Selamat sori! Good afternoon!
It’s been another delightful week in Bali. How interesting it’s been to discover how all the arts we are studying are connected. The masks must be carved for the dancers to wear. The hand movements of the dancers echo the movements of the puppets. Mask carvers are also often dancers, or sometimes gamelan players.
And faces appear everywhere, not just on performers.
They appear in the middle of stone walls facing the wantilung where we have dance and kecak classes. Faces line the paths in the forest that trace the path of the river and adorn the edges of buildings and columns. Faces are everywhere!

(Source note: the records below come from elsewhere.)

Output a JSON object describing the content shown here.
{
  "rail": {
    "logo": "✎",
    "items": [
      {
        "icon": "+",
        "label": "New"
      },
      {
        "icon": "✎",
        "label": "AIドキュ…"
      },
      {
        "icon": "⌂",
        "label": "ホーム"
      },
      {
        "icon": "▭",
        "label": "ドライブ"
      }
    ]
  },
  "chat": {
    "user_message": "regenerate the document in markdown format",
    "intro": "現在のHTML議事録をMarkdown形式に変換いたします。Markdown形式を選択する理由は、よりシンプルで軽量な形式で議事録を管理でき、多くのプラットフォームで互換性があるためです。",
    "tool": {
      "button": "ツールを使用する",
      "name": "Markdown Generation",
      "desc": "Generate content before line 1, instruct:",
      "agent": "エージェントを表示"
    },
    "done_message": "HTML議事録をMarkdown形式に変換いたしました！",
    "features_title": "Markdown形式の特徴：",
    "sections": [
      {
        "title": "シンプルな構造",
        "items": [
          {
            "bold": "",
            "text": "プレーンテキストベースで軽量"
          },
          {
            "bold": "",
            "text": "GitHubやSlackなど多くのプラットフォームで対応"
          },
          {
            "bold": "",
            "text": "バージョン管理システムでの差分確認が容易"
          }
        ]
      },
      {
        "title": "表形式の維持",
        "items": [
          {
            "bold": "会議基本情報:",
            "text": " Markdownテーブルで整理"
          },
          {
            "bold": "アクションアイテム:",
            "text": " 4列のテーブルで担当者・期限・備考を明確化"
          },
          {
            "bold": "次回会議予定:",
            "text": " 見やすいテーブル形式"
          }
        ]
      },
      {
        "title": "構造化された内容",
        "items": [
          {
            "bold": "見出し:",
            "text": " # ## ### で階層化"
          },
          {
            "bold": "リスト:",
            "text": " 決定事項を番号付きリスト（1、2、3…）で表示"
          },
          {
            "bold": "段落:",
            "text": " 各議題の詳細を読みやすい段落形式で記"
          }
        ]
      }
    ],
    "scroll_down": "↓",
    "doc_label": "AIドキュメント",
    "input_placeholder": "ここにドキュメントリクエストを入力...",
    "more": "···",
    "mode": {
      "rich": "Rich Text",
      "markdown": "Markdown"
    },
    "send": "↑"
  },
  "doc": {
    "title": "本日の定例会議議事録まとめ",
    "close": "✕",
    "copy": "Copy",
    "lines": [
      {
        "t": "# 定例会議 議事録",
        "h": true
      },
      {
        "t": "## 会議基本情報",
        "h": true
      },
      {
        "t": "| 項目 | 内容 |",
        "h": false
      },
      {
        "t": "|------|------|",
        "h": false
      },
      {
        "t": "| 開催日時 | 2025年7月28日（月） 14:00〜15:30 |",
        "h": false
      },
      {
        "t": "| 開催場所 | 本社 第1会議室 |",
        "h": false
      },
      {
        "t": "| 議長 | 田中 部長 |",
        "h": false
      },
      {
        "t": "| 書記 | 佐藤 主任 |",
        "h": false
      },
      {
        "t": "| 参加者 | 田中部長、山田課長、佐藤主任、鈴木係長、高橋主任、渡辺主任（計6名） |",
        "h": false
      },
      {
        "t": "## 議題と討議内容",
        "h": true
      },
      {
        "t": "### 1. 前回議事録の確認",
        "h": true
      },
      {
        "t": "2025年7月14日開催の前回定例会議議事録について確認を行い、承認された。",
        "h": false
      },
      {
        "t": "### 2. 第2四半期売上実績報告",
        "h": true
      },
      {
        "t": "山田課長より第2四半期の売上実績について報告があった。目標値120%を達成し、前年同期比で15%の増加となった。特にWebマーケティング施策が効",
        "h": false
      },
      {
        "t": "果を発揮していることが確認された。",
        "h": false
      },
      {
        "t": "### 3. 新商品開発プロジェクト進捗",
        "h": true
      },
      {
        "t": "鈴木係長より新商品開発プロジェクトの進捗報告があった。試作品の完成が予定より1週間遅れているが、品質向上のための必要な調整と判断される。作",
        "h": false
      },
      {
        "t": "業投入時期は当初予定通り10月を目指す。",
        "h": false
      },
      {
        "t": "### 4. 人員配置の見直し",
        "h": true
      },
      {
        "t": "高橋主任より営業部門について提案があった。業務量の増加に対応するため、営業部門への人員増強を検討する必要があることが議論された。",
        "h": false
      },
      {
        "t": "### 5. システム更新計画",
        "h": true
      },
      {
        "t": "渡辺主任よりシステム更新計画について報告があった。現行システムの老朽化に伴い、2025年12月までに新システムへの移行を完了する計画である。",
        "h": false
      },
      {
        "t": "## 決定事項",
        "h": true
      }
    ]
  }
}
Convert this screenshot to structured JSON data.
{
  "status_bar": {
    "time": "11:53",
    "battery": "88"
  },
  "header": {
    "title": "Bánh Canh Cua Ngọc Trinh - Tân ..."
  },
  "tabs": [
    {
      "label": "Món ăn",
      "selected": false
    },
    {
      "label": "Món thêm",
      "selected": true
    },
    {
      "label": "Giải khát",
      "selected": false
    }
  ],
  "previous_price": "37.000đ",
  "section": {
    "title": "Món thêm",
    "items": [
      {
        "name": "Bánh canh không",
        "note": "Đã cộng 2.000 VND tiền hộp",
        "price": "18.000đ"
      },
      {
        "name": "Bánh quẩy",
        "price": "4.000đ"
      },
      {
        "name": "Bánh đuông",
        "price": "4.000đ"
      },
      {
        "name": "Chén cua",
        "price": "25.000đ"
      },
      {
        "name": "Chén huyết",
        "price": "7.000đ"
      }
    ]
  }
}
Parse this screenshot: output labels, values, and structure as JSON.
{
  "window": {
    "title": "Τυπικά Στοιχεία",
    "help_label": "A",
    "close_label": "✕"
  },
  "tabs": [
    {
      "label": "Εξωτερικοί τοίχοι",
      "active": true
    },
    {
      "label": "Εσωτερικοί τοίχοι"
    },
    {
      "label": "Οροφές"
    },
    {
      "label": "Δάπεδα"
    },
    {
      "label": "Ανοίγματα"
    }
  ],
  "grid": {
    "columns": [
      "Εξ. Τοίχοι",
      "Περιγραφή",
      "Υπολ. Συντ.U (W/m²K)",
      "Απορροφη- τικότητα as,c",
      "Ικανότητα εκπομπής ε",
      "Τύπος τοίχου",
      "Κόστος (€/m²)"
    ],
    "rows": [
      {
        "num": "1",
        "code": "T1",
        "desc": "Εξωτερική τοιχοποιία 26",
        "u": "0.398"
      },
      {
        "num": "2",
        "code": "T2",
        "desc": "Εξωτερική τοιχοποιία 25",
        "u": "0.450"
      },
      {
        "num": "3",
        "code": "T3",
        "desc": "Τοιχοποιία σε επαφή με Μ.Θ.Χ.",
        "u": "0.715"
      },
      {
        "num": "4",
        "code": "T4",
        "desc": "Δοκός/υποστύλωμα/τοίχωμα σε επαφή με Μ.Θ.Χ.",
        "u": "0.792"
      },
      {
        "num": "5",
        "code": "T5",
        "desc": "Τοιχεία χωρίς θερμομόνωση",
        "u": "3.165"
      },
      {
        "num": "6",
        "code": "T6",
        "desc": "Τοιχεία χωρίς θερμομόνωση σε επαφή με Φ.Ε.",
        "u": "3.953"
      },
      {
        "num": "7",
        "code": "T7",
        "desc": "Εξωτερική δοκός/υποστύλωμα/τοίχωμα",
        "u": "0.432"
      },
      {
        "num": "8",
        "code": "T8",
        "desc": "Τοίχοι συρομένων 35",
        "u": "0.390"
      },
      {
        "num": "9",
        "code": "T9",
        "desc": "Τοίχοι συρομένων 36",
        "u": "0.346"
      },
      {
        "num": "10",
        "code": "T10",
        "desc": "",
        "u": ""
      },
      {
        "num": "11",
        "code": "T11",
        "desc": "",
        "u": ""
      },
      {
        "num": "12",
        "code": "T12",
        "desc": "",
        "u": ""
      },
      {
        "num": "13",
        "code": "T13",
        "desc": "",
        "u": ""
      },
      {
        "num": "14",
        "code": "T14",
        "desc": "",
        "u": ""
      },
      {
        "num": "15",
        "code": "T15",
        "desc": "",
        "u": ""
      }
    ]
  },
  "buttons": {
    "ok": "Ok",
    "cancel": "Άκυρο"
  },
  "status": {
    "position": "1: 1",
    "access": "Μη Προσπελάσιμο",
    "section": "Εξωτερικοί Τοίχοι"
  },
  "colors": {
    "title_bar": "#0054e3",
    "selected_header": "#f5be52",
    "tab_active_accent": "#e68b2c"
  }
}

Mask carving is progressing nicely- I may be able to begin a second mask on Monday! It’s fun trying to translate things I already know into a new medium, and to hear the insight of a master carver. Nyoman is also full of stories about Balinese culture.
And here are some more faces around Ubud:
The Mask Museum
Last Wednesday, we took a mini-break from classes to visit a mask and puppet museum in a nearby village. It is so very rare to see this many masks in one place– and the whole visit is free of charge.
The first building concentrated mostly on variations of the Barong mask. The Barong is an animal figure that protects the village. There are several variations, including the boar barong, elephant barong, tiger barong, and the barong ket.
The next building featured many masks of the Topeng—the mask dance form we are studying—as well as character masks from the Ramayana. Topeng dances feature storylines from the golden age of Balinese kings, and feature characters like the prime minister, the old man, and the king. While those characters are pantomimed, the servants and bondres clowns speak to the audience. Each dance closes with the Sida Karya mask.
The museum also houses collections of masks from around the world, as well as shadow puppets from all over SE Asia.
Visiting some carvers: Tisnu
We were taken to the house of Tisnu, a carver renowned for his sacred masks – including the Barong Ket, the Rangda, and more- by Judy Slattum, author of Masks of Bali: Spirits of an Ancient Drama.
We were able to hear more about his work, the processes of creating sacred mask and costumes, and purchase some of his non-sacred masks.
Pak Tisnu not only is an accomplished carver and dancer of a masks, but I believe he plays the gamelan as well. He is a former vice-chair of the University, too. We visited this talented man at his home, which is part of a palace compound in a village outside of Ubud.
Visiting some carvers: Tangguh
We also were able to visit a carver who lives just down the road from Pak Tisnu. The majority of the Balinese masks in the Museum of Masks are his work. His name is I Wayan Tangguh.
In addition to topeng, he creates masks that are part of the wayang wong tradition. His son and some apprentices were working on a large order when we dropped by.
This trip was funded in part by a professional development grant from RACC.